Ajit Pai, a commissioner of the Federal Communications Commission, is lobbying for change when it comes to NFL television blackout rules. Pai was in Buffalo on Tuesday and gave a speech on the FCC's rules, which make up one half of the NFL's blackout policy.
Enacted in 1975, the NFL's policy requires broadcasters to black out games if the local team does not sell out the stadium in any given week. The FCC's own rule prohibits cable and satellite TV providers from showing a sports event in a market in which the game is blacked out on local broadcast stations.
Pai said that it's the FCC's job to "serve the public interest, not the private interests of team owners." Many believe the NFL's policies have no place these days, and few believe it actually helps drive ticket sales. The league has fought change when it comes to the blackout rules and will continue to do so. But it sounds like they could lose a powerful ally.
"Right now, the FCC is officially on the side of blackouts. We should be on the side of sports fans," Pai said in his announcement. He said that he is going to ask the five-person panel that makes up the FCC to hold "an up-or-down vote ending the sports blackout rule." This wouldn't do away with the rule as we know it, but the biggest change would be seen on something like Sunday Ticket, which allows broadcast of every NFL game save for those locally blacked out. In theory, this rule change could allow those games to be available to viewers.
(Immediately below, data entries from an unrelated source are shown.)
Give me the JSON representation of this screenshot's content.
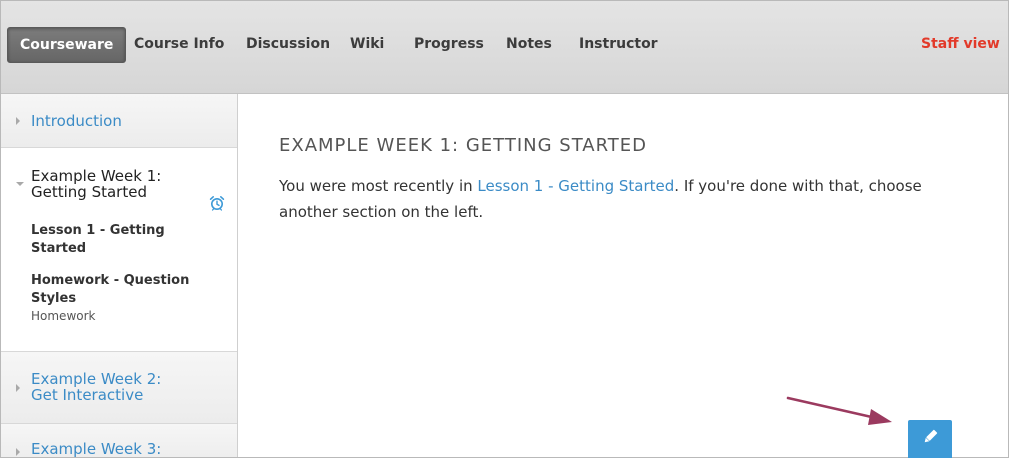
{
  "nav": {
    "tabs": [
      {
        "label": "Courseware",
        "active": true
      },
      {
        "label": "Course Info"
      },
      {
        "label": "Discussion"
      },
      {
        "label": "Wiki"
      },
      {
        "label": "Progress"
      },
      {
        "label": "Notes"
      },
      {
        "label": "Instructor"
      }
    ],
    "staff_view": "Staff view"
  },
  "sidebar": {
    "chapters": [
      {
        "title": "Introduction",
        "expanded": false
      },
      {
        "title_line1": "Example Week 1:",
        "title_line2": "Getting Started",
        "expanded": true,
        "sections": [
          {
            "line1": "Lesson 1 - Getting",
            "line2": "Started"
          },
          {
            "line1": "Homework - Question",
            "line2": "Styles",
            "subtitle": "Homework",
            "icon": "alarm-clock-icon"
          }
        ]
      },
      {
        "title_line1": "Example Week 2:",
        "title_line2": "Get Interactive",
        "expanded": false
      },
      {
        "title_line1": "Example Week 3:",
        "expanded": false
      }
    ]
  },
  "main": {
    "heading": "EXAMPLE WEEK 1: GETTING STARTED",
    "text_before": "You were most recently in ",
    "link": "Lesson 1 - Getting Started",
    "text_after": ". If you're done with that, choose another section on the left."
  },
  "colors": {
    "accent": "#3b8bc6",
    "staff": "#e23a2a",
    "edit_button": "#3d9ad7",
    "annotation_arrow": "#9b3a5f"
  },
  "annotation": {
    "icon": "annotation-arrow"
  },
  "edit_button": {
    "icon": "pencil-icon"
  }
}
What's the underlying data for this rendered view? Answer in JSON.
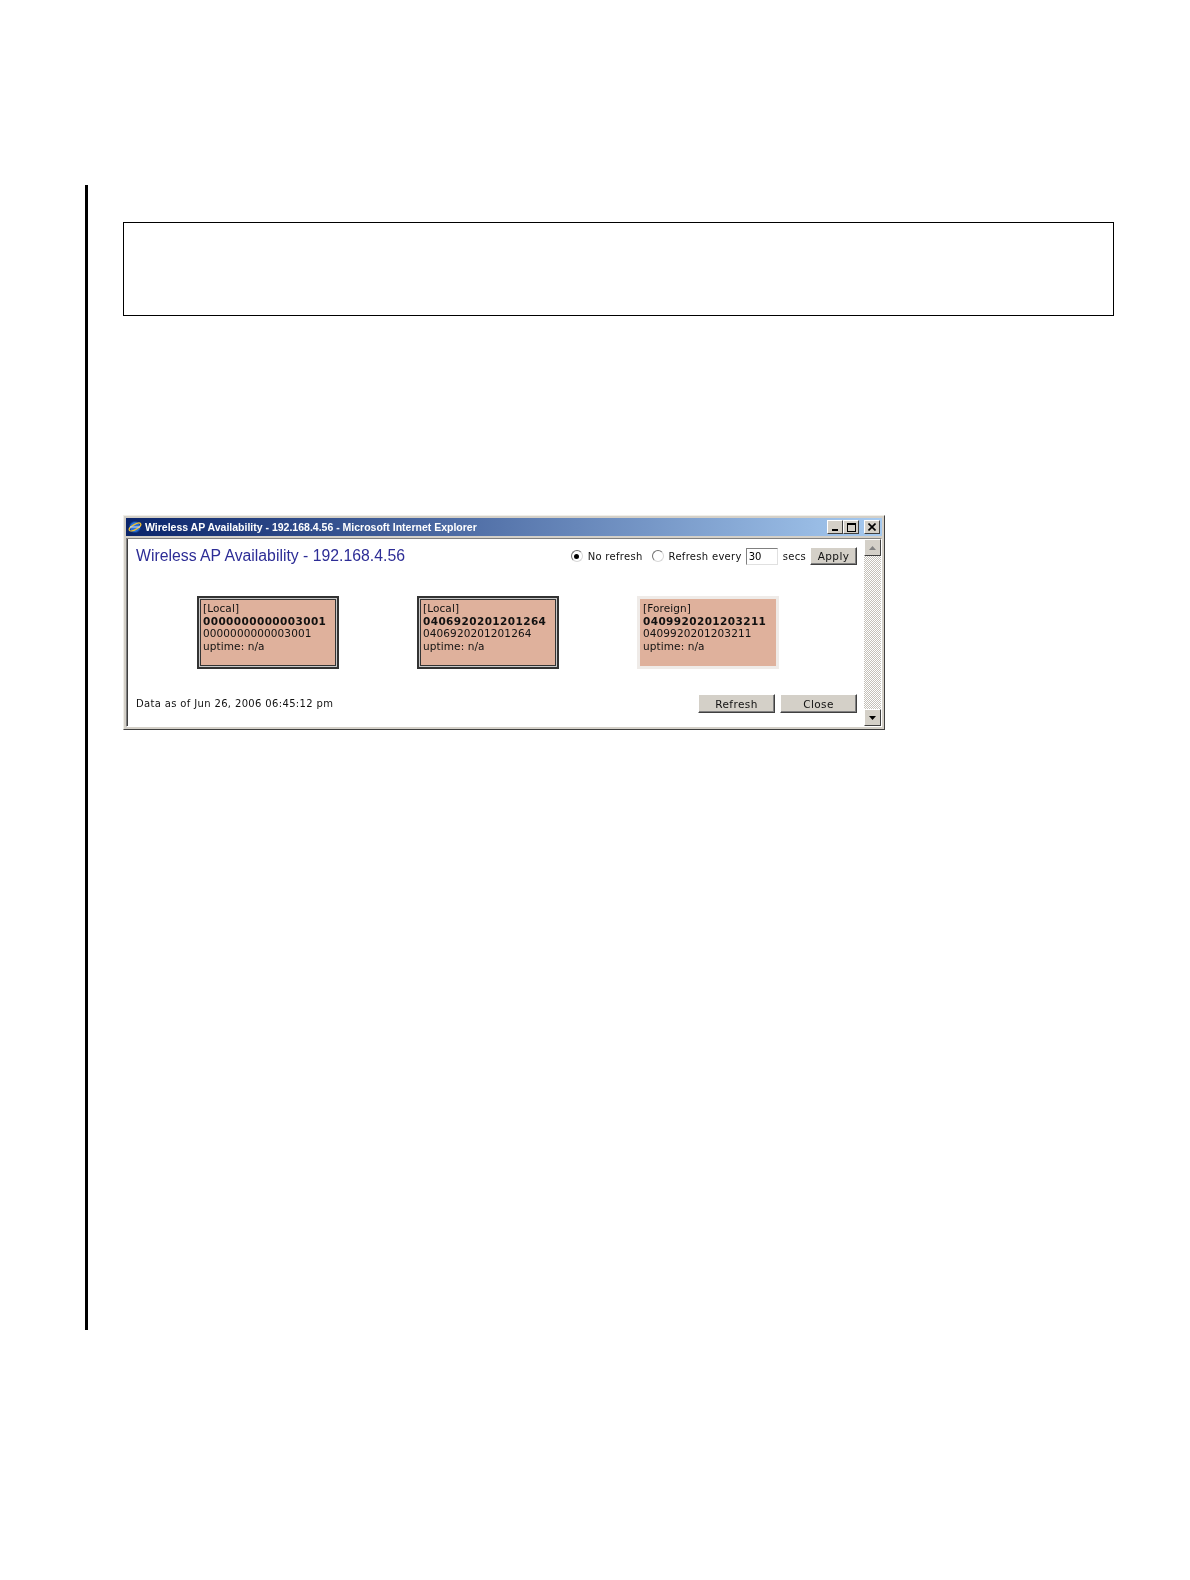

Below, we've got Pai's full announcement from the event in Buffalo: